(Problem to work on):
All lines of the records below that contain the word "icon" must be listed.

=== Section Start ===

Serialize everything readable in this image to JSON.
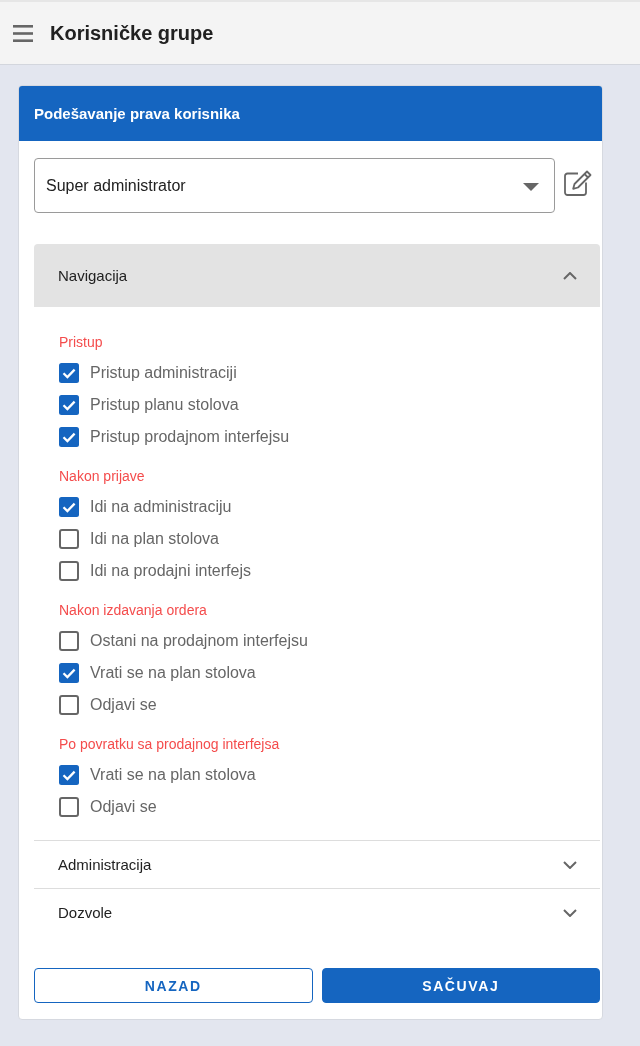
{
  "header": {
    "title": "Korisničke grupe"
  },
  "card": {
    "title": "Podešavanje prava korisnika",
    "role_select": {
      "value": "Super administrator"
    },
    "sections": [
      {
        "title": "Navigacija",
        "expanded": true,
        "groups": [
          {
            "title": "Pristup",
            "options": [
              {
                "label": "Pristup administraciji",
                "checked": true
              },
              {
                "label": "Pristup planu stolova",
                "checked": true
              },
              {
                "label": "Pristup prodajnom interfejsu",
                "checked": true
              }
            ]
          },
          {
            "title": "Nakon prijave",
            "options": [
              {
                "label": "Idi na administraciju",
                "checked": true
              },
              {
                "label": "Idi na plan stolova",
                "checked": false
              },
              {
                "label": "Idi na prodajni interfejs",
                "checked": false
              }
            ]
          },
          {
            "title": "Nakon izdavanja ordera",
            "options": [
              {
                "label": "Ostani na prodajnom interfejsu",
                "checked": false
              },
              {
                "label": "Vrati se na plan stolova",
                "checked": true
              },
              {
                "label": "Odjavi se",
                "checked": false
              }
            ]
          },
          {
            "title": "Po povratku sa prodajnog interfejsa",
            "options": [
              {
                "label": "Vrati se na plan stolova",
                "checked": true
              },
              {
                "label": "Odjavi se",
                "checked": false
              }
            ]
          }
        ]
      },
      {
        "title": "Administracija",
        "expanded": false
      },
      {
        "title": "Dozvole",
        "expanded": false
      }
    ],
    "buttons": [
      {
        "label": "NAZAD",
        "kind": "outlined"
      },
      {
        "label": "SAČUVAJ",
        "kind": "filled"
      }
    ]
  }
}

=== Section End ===
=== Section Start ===

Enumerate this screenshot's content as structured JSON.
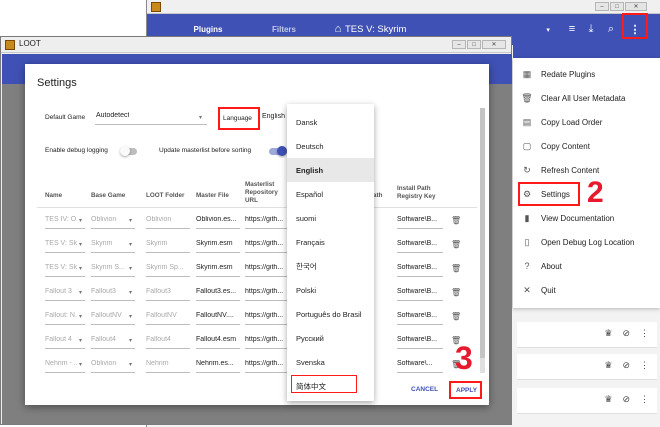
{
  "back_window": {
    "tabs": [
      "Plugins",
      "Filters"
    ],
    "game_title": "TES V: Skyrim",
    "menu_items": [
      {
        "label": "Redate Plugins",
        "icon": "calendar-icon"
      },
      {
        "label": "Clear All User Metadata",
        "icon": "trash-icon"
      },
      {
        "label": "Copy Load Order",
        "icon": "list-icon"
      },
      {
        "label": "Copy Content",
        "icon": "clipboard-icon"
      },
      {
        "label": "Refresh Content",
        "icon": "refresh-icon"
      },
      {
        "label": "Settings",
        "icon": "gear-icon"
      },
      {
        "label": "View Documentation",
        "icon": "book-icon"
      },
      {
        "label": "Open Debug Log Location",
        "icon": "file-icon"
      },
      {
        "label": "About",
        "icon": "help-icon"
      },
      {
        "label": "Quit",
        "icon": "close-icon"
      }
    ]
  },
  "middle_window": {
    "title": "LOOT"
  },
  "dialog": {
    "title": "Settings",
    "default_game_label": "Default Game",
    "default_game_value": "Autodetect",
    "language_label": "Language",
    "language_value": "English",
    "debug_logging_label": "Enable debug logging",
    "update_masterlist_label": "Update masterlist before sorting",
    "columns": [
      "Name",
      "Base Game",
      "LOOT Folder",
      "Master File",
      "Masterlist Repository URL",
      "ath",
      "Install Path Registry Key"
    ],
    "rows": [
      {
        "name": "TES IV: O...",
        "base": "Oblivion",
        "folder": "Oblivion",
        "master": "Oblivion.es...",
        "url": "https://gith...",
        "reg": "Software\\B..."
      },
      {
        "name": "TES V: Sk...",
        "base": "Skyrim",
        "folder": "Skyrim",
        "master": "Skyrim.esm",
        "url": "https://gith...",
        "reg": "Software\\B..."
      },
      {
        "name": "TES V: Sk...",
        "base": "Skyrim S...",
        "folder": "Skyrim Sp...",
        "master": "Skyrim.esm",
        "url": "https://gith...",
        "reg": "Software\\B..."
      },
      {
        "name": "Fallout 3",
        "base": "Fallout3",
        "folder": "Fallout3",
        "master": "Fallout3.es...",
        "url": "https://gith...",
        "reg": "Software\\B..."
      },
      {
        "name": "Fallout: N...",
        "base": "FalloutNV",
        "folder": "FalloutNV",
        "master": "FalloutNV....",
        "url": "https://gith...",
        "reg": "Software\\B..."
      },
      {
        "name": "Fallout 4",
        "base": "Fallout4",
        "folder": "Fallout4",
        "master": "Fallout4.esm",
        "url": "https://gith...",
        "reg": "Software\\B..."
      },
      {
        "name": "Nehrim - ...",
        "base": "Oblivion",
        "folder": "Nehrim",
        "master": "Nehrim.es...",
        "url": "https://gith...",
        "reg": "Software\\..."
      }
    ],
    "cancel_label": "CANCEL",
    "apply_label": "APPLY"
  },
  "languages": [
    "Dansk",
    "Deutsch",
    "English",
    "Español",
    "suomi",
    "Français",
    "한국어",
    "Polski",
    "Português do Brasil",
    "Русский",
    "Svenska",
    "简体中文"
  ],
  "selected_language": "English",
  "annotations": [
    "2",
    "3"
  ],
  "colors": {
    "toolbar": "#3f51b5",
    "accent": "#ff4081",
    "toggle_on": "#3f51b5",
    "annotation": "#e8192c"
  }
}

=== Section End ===

(Answer to the exercise):
        "icon": "calendar-icon"
        "icon": "trash-icon"
        "icon": "list-icon"
        "icon": "clipboard-icon"
        "icon": "refresh-icon"
        "icon": "gear-icon"
        "icon": "book-icon"
        "icon": "file-icon"
        "icon": "help-icon"
        "icon": "close-icon"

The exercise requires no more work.